§ Data records for software interfaces:
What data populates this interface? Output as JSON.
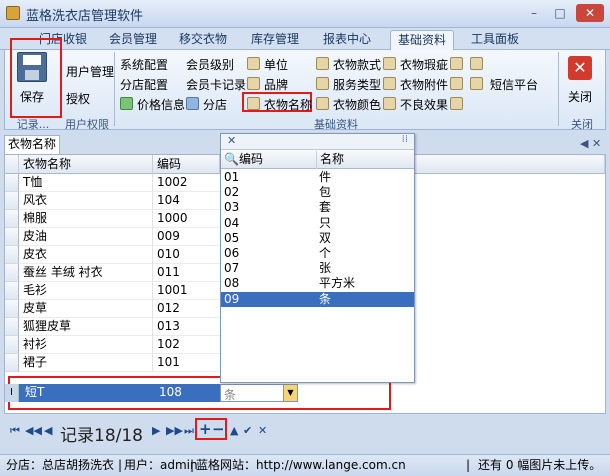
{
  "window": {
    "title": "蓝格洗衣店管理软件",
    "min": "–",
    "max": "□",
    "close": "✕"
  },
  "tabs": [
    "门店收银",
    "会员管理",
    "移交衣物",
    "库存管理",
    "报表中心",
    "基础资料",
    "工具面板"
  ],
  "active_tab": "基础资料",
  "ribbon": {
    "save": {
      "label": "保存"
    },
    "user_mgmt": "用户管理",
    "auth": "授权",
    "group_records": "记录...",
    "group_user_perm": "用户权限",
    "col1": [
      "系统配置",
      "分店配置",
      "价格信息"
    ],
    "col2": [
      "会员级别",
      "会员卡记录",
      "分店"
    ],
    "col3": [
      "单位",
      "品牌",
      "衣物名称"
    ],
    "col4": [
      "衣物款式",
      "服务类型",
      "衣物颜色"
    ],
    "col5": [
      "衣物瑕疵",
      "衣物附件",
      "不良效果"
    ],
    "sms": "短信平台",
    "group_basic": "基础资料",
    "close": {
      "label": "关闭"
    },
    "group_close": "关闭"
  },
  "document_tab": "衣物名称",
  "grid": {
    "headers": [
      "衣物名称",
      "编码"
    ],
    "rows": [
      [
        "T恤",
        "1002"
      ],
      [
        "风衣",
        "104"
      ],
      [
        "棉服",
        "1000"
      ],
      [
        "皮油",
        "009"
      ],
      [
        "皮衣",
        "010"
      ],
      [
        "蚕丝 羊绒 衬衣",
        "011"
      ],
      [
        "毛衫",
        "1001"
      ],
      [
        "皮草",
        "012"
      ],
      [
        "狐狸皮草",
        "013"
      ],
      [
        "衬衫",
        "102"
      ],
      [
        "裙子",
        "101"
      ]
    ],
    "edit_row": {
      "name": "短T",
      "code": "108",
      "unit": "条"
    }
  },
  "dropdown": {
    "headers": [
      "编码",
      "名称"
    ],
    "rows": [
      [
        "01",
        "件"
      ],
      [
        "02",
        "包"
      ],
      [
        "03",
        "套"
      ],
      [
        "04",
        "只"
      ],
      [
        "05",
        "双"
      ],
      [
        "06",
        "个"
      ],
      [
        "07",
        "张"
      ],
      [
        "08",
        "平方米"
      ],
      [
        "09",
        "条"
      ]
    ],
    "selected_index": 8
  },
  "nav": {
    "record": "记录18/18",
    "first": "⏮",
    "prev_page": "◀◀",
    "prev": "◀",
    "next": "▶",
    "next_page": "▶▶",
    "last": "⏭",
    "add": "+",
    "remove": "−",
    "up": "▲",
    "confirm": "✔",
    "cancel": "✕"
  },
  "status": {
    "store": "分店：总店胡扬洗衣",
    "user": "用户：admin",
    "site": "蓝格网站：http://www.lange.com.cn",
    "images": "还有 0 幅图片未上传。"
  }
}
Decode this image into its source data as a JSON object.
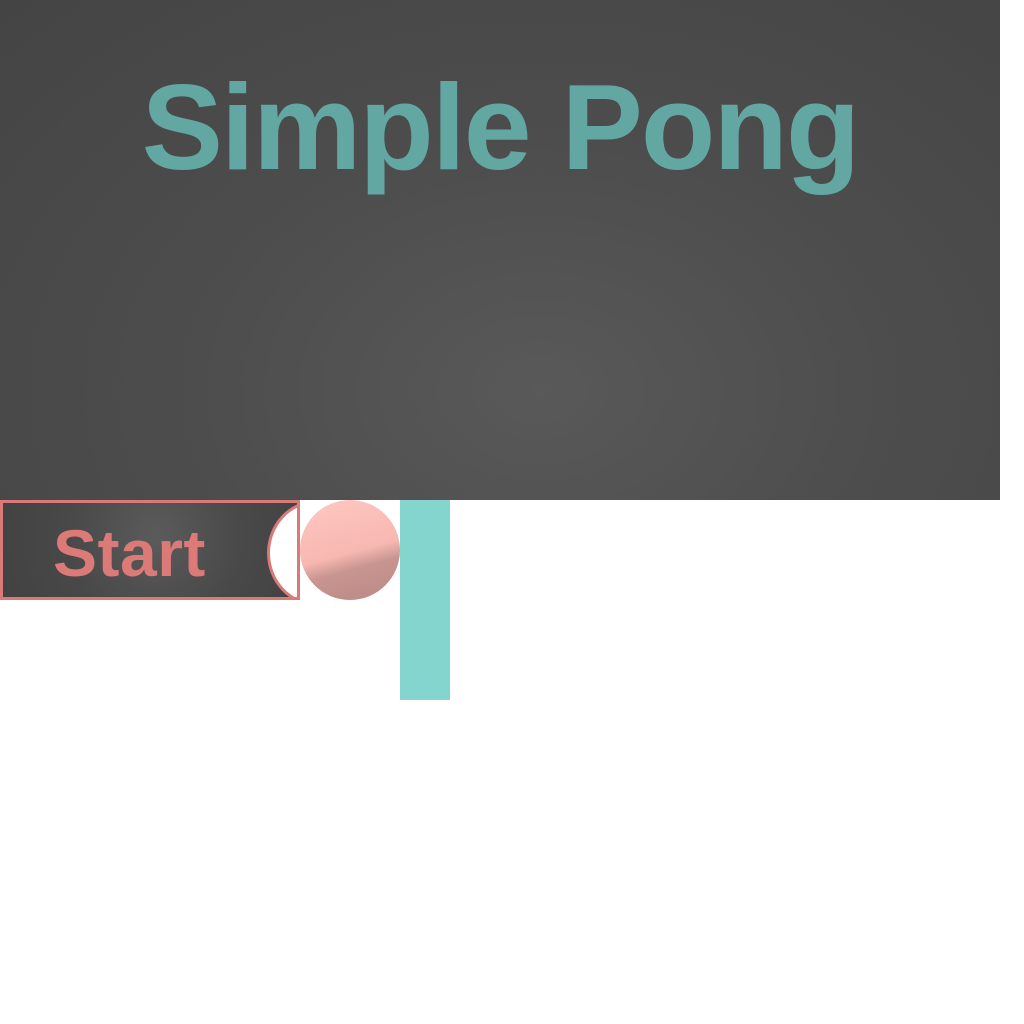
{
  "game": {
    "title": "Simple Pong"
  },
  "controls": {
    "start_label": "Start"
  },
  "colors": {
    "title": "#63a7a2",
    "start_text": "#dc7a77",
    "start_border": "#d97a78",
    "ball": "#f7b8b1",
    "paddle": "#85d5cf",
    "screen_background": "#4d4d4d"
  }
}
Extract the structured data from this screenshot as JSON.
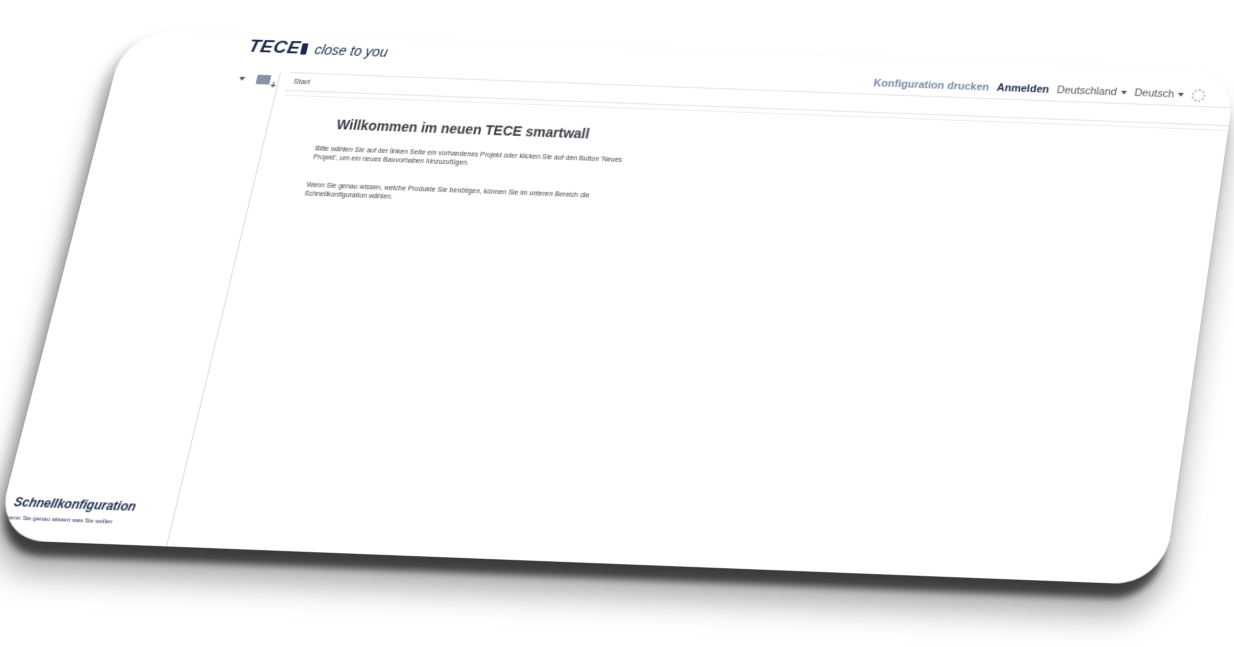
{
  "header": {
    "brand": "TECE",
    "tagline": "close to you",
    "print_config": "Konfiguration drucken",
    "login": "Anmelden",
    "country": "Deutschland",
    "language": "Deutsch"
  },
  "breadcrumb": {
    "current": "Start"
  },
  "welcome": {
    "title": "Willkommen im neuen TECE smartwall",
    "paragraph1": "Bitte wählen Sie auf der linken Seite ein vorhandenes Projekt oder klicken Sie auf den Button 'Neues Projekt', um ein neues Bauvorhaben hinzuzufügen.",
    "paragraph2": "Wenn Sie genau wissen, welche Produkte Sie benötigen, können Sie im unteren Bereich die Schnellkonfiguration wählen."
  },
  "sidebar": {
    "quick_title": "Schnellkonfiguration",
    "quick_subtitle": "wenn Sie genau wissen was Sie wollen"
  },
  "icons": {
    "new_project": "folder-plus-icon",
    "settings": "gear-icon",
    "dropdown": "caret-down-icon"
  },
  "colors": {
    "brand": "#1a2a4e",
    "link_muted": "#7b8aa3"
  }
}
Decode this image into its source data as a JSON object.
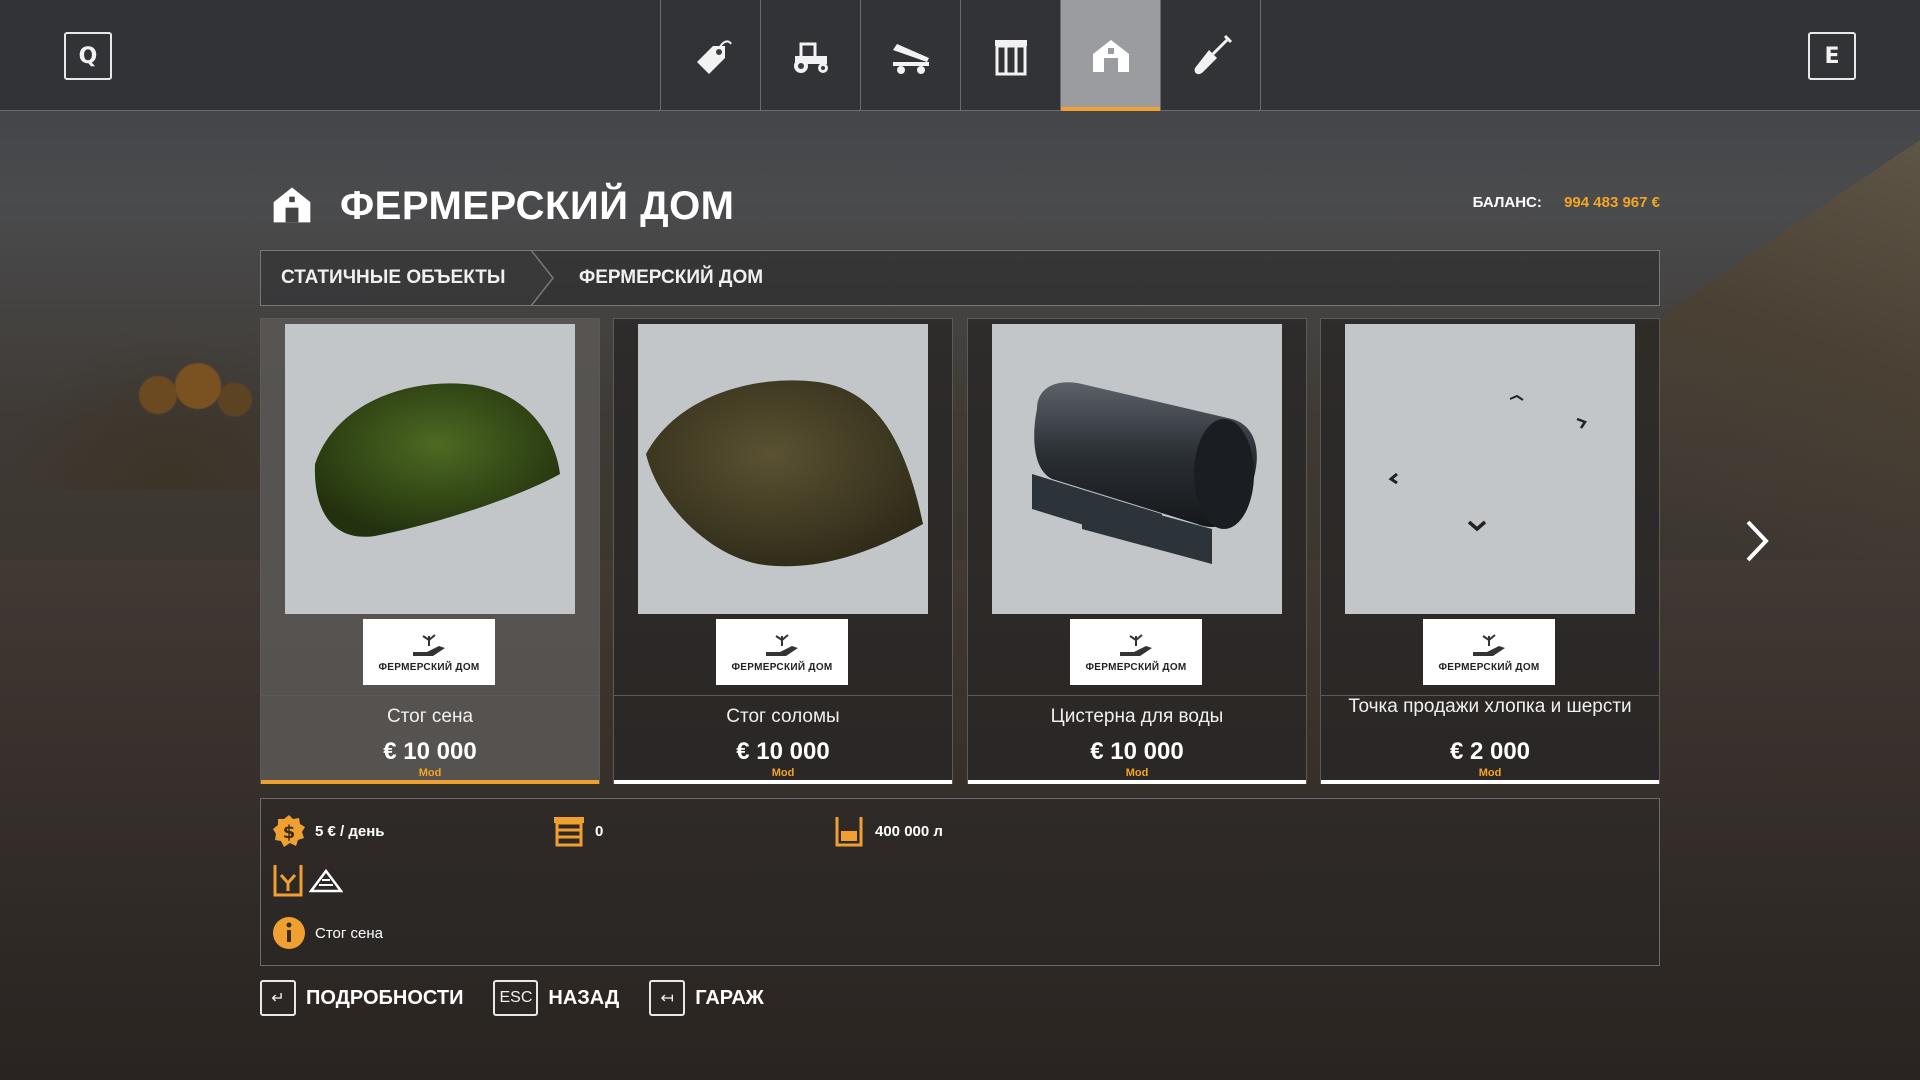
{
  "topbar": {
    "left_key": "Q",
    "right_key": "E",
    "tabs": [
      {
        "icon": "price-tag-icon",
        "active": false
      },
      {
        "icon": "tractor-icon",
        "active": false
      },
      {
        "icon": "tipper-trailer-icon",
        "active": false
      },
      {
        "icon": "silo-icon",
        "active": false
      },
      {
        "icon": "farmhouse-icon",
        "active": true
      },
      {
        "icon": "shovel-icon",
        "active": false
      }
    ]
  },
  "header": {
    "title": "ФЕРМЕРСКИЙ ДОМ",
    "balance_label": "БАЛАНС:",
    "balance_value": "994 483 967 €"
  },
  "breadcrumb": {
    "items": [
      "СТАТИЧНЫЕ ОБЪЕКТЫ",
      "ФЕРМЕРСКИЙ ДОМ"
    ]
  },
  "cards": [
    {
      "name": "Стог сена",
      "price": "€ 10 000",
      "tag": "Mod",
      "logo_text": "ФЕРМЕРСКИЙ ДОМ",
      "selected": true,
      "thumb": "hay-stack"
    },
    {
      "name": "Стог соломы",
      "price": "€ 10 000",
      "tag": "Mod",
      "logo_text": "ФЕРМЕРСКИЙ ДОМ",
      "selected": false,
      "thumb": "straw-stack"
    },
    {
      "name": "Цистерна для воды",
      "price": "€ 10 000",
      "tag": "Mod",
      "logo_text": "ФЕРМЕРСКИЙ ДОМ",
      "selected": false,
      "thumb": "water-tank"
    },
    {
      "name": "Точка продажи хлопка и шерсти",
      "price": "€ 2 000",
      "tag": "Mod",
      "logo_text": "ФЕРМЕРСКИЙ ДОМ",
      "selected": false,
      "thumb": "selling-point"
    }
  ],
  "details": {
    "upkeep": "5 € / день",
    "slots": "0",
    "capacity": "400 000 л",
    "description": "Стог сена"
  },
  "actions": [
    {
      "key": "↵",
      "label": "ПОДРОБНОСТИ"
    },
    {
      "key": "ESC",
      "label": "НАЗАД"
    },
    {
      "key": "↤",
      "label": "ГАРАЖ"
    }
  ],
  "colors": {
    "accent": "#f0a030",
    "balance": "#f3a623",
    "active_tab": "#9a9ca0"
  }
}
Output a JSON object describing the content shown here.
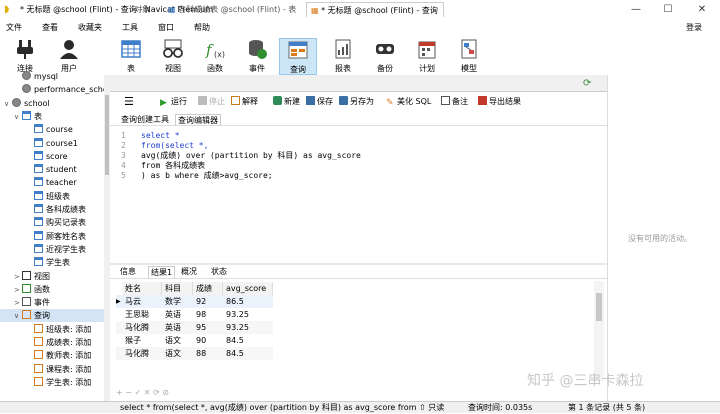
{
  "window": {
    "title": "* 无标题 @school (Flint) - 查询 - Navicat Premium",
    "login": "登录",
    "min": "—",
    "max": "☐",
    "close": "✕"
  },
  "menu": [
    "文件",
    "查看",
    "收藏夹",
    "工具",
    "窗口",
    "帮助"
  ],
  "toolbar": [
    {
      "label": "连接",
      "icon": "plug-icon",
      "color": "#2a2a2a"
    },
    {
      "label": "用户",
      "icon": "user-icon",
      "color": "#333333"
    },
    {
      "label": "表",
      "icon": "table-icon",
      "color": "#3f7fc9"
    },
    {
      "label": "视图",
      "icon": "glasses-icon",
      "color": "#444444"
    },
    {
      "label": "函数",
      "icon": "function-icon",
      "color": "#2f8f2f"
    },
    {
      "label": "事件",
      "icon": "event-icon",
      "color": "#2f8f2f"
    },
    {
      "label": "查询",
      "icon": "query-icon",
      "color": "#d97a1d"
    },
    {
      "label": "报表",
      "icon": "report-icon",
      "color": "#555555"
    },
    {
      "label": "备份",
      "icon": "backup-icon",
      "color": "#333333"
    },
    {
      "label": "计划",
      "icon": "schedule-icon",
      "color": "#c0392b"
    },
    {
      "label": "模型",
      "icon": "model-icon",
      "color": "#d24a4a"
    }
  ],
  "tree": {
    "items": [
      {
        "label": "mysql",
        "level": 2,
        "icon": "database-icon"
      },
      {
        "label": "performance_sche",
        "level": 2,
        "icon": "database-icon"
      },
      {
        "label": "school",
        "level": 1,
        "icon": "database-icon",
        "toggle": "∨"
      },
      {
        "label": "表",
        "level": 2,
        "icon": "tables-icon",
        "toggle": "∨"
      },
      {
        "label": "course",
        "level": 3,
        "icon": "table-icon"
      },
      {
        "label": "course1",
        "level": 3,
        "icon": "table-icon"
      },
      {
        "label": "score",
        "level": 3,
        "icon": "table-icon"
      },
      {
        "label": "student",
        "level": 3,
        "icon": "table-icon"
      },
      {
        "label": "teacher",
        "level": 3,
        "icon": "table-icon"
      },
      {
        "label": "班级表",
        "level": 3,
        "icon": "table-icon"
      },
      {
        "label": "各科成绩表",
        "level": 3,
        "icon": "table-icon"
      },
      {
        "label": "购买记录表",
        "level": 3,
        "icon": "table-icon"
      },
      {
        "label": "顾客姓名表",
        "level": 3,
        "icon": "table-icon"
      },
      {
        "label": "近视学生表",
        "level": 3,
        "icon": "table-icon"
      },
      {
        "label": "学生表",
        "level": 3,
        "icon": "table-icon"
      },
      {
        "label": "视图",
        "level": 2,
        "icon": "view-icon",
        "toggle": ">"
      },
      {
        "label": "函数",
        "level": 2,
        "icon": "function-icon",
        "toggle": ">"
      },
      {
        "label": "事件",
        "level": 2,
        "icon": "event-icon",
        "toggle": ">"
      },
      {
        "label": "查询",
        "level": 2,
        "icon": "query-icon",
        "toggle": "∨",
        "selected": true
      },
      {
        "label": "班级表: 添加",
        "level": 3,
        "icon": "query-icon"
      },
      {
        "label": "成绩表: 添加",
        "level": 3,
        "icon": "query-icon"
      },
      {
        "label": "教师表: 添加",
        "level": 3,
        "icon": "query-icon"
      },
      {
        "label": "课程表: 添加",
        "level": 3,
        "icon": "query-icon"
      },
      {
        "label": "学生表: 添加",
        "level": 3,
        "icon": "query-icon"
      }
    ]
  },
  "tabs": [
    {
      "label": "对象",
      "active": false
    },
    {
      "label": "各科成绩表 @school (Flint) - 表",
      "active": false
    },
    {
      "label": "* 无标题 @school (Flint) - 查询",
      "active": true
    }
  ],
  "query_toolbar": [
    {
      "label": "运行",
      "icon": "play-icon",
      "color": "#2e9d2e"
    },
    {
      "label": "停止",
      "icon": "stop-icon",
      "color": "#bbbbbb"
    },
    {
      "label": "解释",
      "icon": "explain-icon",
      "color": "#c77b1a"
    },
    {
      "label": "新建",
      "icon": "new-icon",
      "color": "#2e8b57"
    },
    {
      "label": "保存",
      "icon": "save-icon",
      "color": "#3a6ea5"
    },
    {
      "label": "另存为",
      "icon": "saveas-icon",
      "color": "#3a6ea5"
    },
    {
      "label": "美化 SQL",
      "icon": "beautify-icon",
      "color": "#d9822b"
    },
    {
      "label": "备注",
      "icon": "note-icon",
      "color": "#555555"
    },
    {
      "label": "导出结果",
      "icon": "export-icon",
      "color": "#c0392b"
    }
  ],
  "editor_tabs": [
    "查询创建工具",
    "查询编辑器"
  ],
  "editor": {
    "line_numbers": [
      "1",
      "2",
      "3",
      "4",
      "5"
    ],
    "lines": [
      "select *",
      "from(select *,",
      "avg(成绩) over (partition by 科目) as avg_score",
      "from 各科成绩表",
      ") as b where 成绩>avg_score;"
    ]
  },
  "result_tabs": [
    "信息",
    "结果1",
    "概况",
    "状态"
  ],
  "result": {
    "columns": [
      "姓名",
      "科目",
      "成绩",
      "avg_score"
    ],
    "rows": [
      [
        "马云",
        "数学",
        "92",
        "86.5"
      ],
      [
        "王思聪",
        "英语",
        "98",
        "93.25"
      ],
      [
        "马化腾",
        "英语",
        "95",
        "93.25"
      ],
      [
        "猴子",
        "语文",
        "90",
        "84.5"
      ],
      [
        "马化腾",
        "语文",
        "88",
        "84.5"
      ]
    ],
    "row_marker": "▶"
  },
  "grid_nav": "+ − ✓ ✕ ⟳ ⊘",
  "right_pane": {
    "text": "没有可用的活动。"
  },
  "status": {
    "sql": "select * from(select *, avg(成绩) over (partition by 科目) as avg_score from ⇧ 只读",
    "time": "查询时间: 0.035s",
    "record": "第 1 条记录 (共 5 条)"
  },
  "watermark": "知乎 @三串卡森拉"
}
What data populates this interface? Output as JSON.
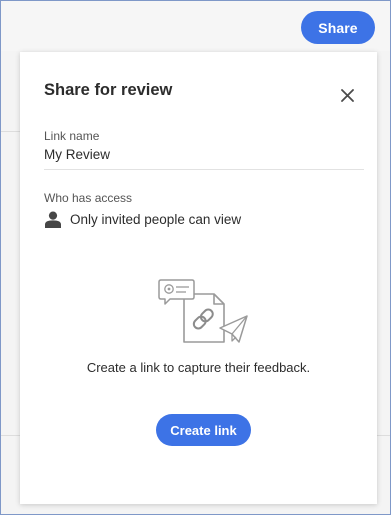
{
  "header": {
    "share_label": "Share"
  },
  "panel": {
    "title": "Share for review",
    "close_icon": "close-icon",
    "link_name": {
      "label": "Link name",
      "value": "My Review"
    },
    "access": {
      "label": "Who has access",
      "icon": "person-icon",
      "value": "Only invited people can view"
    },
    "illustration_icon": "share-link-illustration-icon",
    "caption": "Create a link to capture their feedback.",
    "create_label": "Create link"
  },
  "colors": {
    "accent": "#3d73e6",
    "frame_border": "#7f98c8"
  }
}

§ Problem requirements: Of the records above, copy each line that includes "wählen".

§ Task result:
    "paragraph1": "Bitte wählen Sie auf der linken Seite ein vorhandenes Projekt oder klicken Sie auf den Button 'Neues Projekt', um ein neues Bauvorhaben hinzuzufügen.",
    "paragraph2": "Wenn Sie genau wissen, welche Produkte Sie benötigen, können Sie im unteren Bereich die Schnellkonfiguration wählen."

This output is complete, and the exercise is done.